Børnekulturhus Ama’r


Photo: Bo Bolther

This is one of the first cultural centers developed explicitly for children and with architecture as the foundation for creativity, play and learning.

The building is adjacent to Musiktorvet (Music Square) on Øresundsvej, and is the first of its kind in Denmark, developed from the ground up in collaboration with its future users.

The building was envisioned for children – but also very much envisioned by children. Artist Kerstin Bergendal conducted a number of workshops over a two-year period, in which future users of the center, children from the neighborhood and teachers from neighboring institutions made drawings and models, thereby contributing to the work of designing the building and its interiors.

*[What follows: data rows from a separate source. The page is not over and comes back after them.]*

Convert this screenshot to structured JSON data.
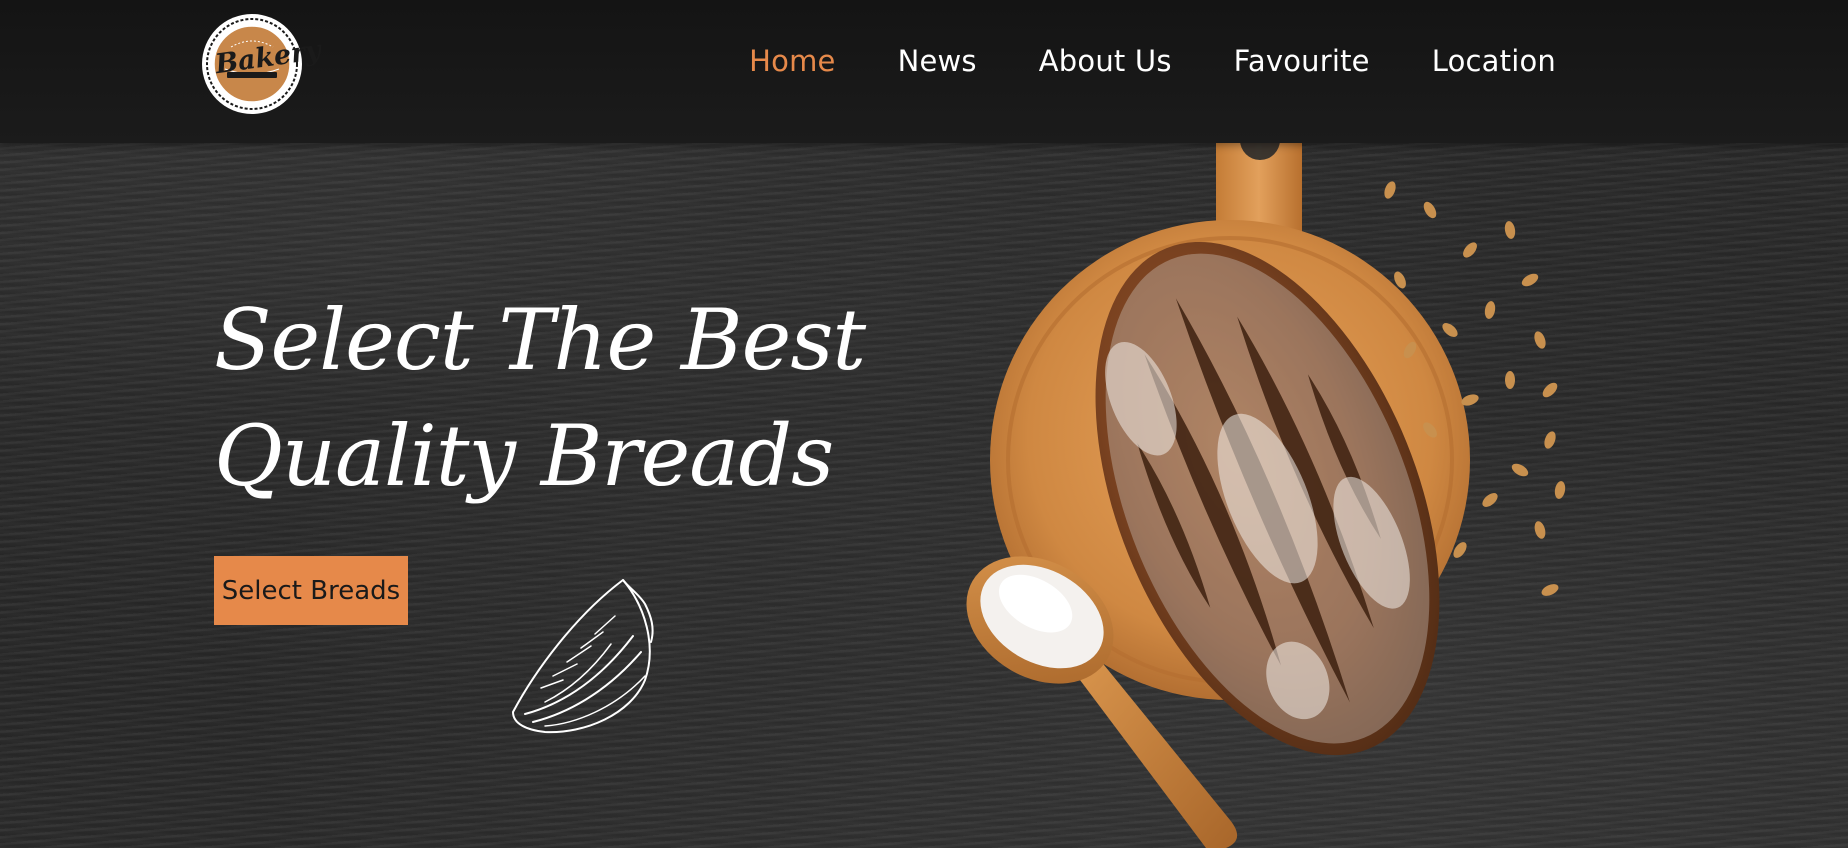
{
  "logo": {
    "brand_text": "Bakery",
    "accent_color": "#c8874a"
  },
  "nav": {
    "items": [
      {
        "label": "Home",
        "active": true
      },
      {
        "label": "News",
        "active": false
      },
      {
        "label": "About Us",
        "active": false
      },
      {
        "label": "Favourite",
        "active": false
      },
      {
        "label": "Location",
        "active": false
      }
    ]
  },
  "hero": {
    "title_line1": "Select The Best",
    "title_line2": "Quality Breads",
    "cta_label": "Select Breads"
  },
  "colors": {
    "accent": "#e6894a",
    "header_bg": "#151515",
    "text": "#ffffff",
    "background": "#2a2a2a"
  },
  "icons": {
    "logo": "bakery-logo-icon",
    "sketch": "dumpling-sketch-icon",
    "hero_image": "bread-on-board-illustration"
  }
}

A magnet for children

The location of the children’s cultural center next to Musiktorvet on Øresundsvej is part of the overall vision of creating a cultural center for the benefit of the neighborhood and, eventually, the city of Copenhagen as a whole. By creating a new gathering point for children, the hope is also to uplift the area and make sure that more families with children stay in the neighborhood instead of moving to other parts of the city.

Harmonic and eye-catching

The building itself is located on a corner between two existing buildings and is envisioned as an extension of the existing end walls. On one side is a tall block building, and on the other a smaller longhouse, so the cultural center slopes down in height from one end to the other.

On the corner, the building shell is reduced down to one-story in height, preserving the view and daylight in the courtyard behind the building.

Flexible interiors

The interior of the building is designed in a series of staggered planes and an open “entrance square”, from which the building’s different rooms and functions undulate up and down at varying levels.

The building’s spaces are designed so that they can be used for many different activities. At one end of the building are three workshop rooms, connected by an activity staircase/climbing hill. The workshops are flexible, so their function can change over time. At the opposite end of the building is a room for movement and performance.

Throughout the house there are many caves and niches that can be custom-furnished and made “off limits” for adults. The interior surfaces were chosen to ensure high durability and variation in textures. The outer walls and ceilings are in painted or raw concrete. The floor at the ground level is in lacquered concrete, serving as an extension of the square outside.

Yet another Madrup’ian cultural center

With this children’s cultural center, Dorte Mandrup Arkitekter once again makes its mark as an expert supplier of cultural buildings in Amager. In 2001, Mandrup’s Citizen’s and Cultural Center opened on Holmbladsgade, and in 2006 it was joined by the sports and cultural center “The Prism”. And then, in 2011, Børnekulturhuset Ama’r was built.